The Ancestors is an anthology featuring stories by authors L.A. Banks, Tananarive Due and Brandon Massey. I am always happy to come across science fiction or horror fiction written by African American authors because this portion of our literary canon is small and I would love for it to grow. I loved The Ancestors’well, not all of it. I despised L.A. Banks story, but then I have a history of not liking L.A. Banks' writing. Oh, well, two out of three Ain't bad. In this case, it is pretty damn good.
The Patriarch by Brandon Massey was an entertaining story. Danny Booker and his doctor girlfriend Asha travel to his maternal ancestor's home in Mississippi to learn more of Danny's family history. Danny will uncover a major family secret that will change his life and open a world of possibilities. The story was good. I enjoyed it. I liked it so much that I'm going to read more of Massey to see if my admiration is misplaced. Massey seemed to have become adept in the art of the short chapter. Whether it is novels, novellas and major works of history, if the author wants the reader to read and comprehend the work, create short chapters within the piece. Two of my favorite authors; Stephen King and Mary Higgins Clark have the short chapters down to an art. It's would be good to add Massey to that list, but I'll have to read more of Massey to see if it's true or not.
Ev’ry Shut Eye Ain't Sleep by L.A. Banks. I knew when I got the book, before I turned the first page that L. A. Banks had a story in this collection. Banks is not one of my favorite authors, not by a long shot. I read Banks' Minion and hated it with a fiery red passion. By reading Ev’ry Shut Eye Ain't Sleep, I was giving Banks a second chance. Humph. I shouldn’t have been so generous. I hated this story. It made no damn sense. I broke my one major rule in reviewing books; I did not finish the story! It took me 3 weeks to get to page 56 out of the story's 116 pages. I had two main issues with the story. First, one of the main characters was crazy. Who in the hell wants to get inside the mind of a crazy person and stay? I don't! The second issue is the 20 page conversation.

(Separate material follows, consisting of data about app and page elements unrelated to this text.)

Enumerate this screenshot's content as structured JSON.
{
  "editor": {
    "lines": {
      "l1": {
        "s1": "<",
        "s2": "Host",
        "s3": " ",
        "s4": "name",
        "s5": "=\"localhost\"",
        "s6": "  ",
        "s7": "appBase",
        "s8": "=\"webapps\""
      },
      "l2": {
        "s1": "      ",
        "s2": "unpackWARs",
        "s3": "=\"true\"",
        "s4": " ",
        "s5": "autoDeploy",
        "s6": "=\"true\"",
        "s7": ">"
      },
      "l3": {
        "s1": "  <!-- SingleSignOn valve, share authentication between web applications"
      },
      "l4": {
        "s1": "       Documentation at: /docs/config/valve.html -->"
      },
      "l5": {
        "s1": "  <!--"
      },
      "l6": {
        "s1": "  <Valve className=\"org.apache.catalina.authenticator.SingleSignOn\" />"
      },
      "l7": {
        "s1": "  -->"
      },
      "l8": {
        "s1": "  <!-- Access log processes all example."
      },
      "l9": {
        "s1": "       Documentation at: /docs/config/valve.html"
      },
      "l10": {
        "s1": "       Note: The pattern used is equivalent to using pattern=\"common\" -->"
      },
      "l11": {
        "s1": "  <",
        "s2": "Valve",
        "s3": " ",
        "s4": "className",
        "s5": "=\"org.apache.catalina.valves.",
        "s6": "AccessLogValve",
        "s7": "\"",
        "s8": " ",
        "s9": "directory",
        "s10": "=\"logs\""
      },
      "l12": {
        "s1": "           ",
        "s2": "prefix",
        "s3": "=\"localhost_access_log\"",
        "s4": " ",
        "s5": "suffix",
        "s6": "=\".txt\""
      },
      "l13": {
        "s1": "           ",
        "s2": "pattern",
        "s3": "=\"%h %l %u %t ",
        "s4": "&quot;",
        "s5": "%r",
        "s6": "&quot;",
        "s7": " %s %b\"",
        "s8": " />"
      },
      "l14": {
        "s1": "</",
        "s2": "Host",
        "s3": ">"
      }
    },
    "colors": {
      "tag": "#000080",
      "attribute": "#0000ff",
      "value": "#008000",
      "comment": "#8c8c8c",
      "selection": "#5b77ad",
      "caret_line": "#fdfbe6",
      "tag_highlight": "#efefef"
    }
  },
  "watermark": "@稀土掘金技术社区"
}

Banks has the most irritating habit of creating long ass conversations that bares no elements of real life dialogue that two people would have with each other. I cannot imagine two people having such a long conversation, especially if one of them is not getting paid to have it. I would bore my own self into a coma if I talked to myself that long!

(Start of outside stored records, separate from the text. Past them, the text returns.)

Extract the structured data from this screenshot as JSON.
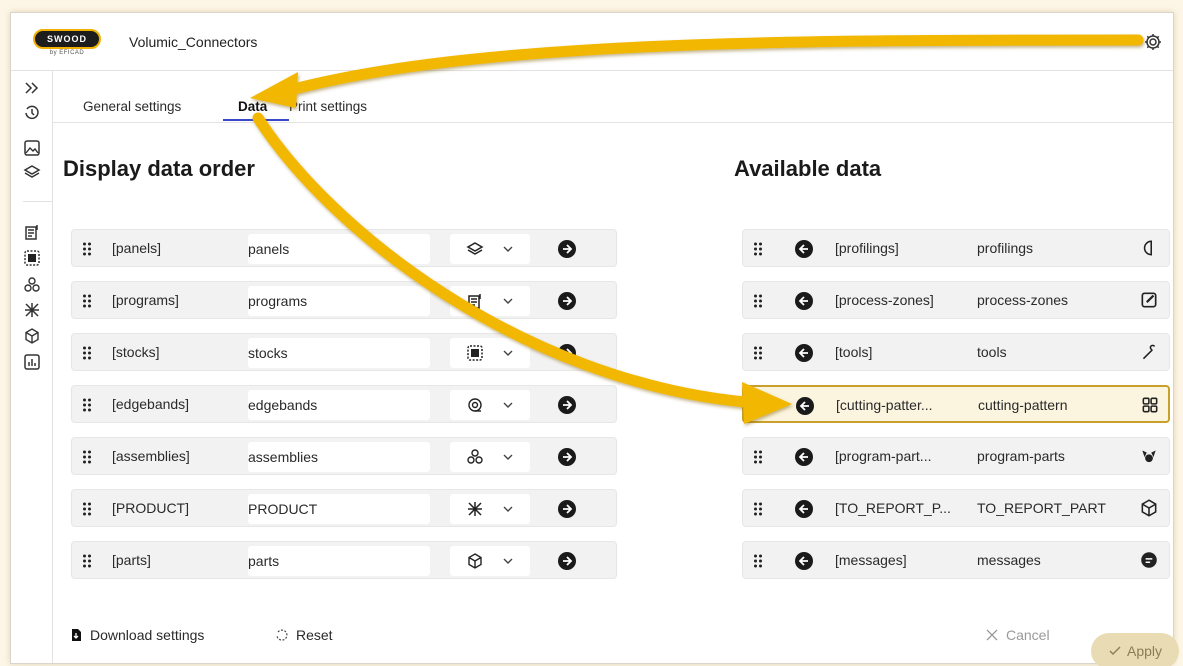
{
  "header": {
    "logo_text": "SWOOD",
    "logo_sub": "by EFICAD",
    "title": "Volumic_Connectors",
    "settings_icon": "gear-icon"
  },
  "sidebar": {
    "icons": [
      "expand-icon",
      "history-icon",
      "image-icon",
      "layers-icon",
      "document-icon",
      "stock-icon",
      "assembly-icon",
      "product-icon",
      "cube-icon",
      "report-icon"
    ]
  },
  "tabs": [
    {
      "label": "General settings",
      "active": false
    },
    {
      "label": "Data",
      "active": true
    },
    {
      "label": "Print settings",
      "active": false
    }
  ],
  "left": {
    "title": "Display data order",
    "rows": [
      {
        "key": "[panels]",
        "value": "panels",
        "icon": "layers-icon"
      },
      {
        "key": "[programs]",
        "value": "programs",
        "icon": "document-icon"
      },
      {
        "key": "[stocks]",
        "value": "stocks",
        "icon": "stock-icon"
      },
      {
        "key": "[edgebands]",
        "value": "edgebands",
        "icon": "edgeband-icon"
      },
      {
        "key": "[assemblies]",
        "value": "assemblies",
        "icon": "assembly-icon"
      },
      {
        "key": "[PRODUCT]",
        "value": "PRODUCT",
        "icon": "product-icon"
      },
      {
        "key": "[parts]",
        "value": "parts",
        "icon": "cube-icon"
      }
    ]
  },
  "right": {
    "title": "Available data",
    "rows": [
      {
        "key": "[profilings]",
        "value": "profilings",
        "icon": "profiling-icon"
      },
      {
        "key": "[process-zones]",
        "value": "process-zones",
        "icon": "edit-icon"
      },
      {
        "key": "[tools]",
        "value": "tools",
        "icon": "tool-icon"
      },
      {
        "key": "[cutting-patter...",
        "value": "cutting-pattern",
        "icon": "grid-icon",
        "highlighted": true
      },
      {
        "key": "[program-part...",
        "value": "program-parts",
        "icon": "program-parts-icon"
      },
      {
        "key": "[TO_REPORT_P...",
        "value": "TO_REPORT_PART",
        "icon": "cube-icon"
      },
      {
        "key": "[messages]",
        "value": "messages",
        "icon": "message-icon"
      }
    ]
  },
  "footer": {
    "download": "Download settings",
    "reset": "Reset",
    "cancel": "Cancel",
    "apply": "Apply"
  },
  "colors": {
    "accent": "#3a49c9",
    "arrow": "#f2b705",
    "highlight_border": "#c9a12a"
  }
}
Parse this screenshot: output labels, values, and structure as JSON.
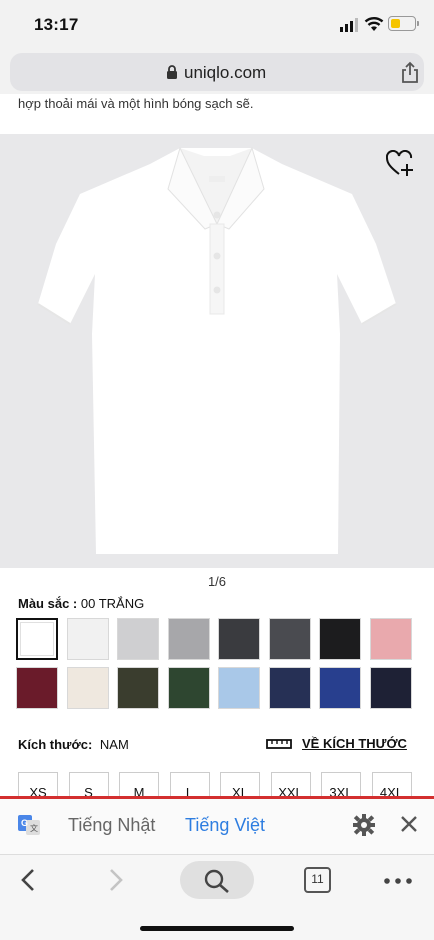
{
  "status": {
    "time": "13:17"
  },
  "browser": {
    "url": "uniqlo.com"
  },
  "product": {
    "description_tail": "hợp thoải mái và một hình bóng sạch sẽ.",
    "image_counter": "1/6",
    "color_label": "Màu sắc :",
    "color_value": "00 TRẮNG",
    "swatches": [
      {
        "color": "#ffffff",
        "selected": true
      },
      {
        "color": "#f1f1f1"
      },
      {
        "color": "#cfcfd1"
      },
      {
        "color": "#a7a7aa"
      },
      {
        "color": "#3a3b3f"
      },
      {
        "color": "#4a4b50"
      },
      {
        "color": "#1c1c1e"
      },
      {
        "color": "#e9a9ad"
      },
      {
        "color": "#6a1b2a"
      },
      {
        "color": "#efe8df"
      },
      {
        "color": "#3a3d2e"
      },
      {
        "color": "#2e4630"
      },
      {
        "color": "#a9c8e8"
      },
      {
        "color": "#263055"
      },
      {
        "color": "#283f8e"
      },
      {
        "color": "#1e2135"
      }
    ],
    "size_label": "Kích thước:",
    "size_value": "NAM",
    "size_guide": "VỀ KÍCH THƯỚC",
    "sizes": [
      "XS",
      "S",
      "M",
      "L",
      "XL",
      "XXL",
      "3XL",
      "4XL"
    ]
  },
  "translate": {
    "source_lang": "Tiếng Nhật",
    "target_lang": "Tiếng Việt",
    "accent_color": "#2d7de0",
    "bar_color": "#d32f2f"
  },
  "toolbar": {
    "tab_count": "11"
  }
}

The last story in the anthology is Ghost Summer by Tananarive Due. Ghost Summer is a wonderfully multi-layered story. Davie Stephens is a young boy whose parents are contemplating getting a divorce. While Davie's mother returns to her childhood home in Ghana, Davie's father takes Davie and his youngest sister Neema to his parents' home in Granville, Florida. Early in the visit, Davie sees ghosts and a live re-enactment of the ghosts' former human lives. Soon the re-enactments become interactive. Davie finds himself and his family lives are in danger, on the cusp of being destroyed by history. The pace of the story was slow at first, but picked up speed when the Stephens arrived in Florida. Due's ability to shift the story from the present to the past and then blend the two together was flawless. In many ways it reminded me of what Octavia Butler accomplished with her novel The Kindred. I loved Ghost Summer more than the last two Due novels that I read and disliked, Ghost House and Joplin's Ghost. I was about to put Due on the ’no read’ list. If Due's future writing is in the same vein as Ghost Summer, I'm going to have to stop myself from getting so excited.
The Ancestors is 2/3 of a wonderful anthology. Tananarive Due's Ghost Summer and Brandon Massey's The Patriarch are winners and make The Ancestors worth reading.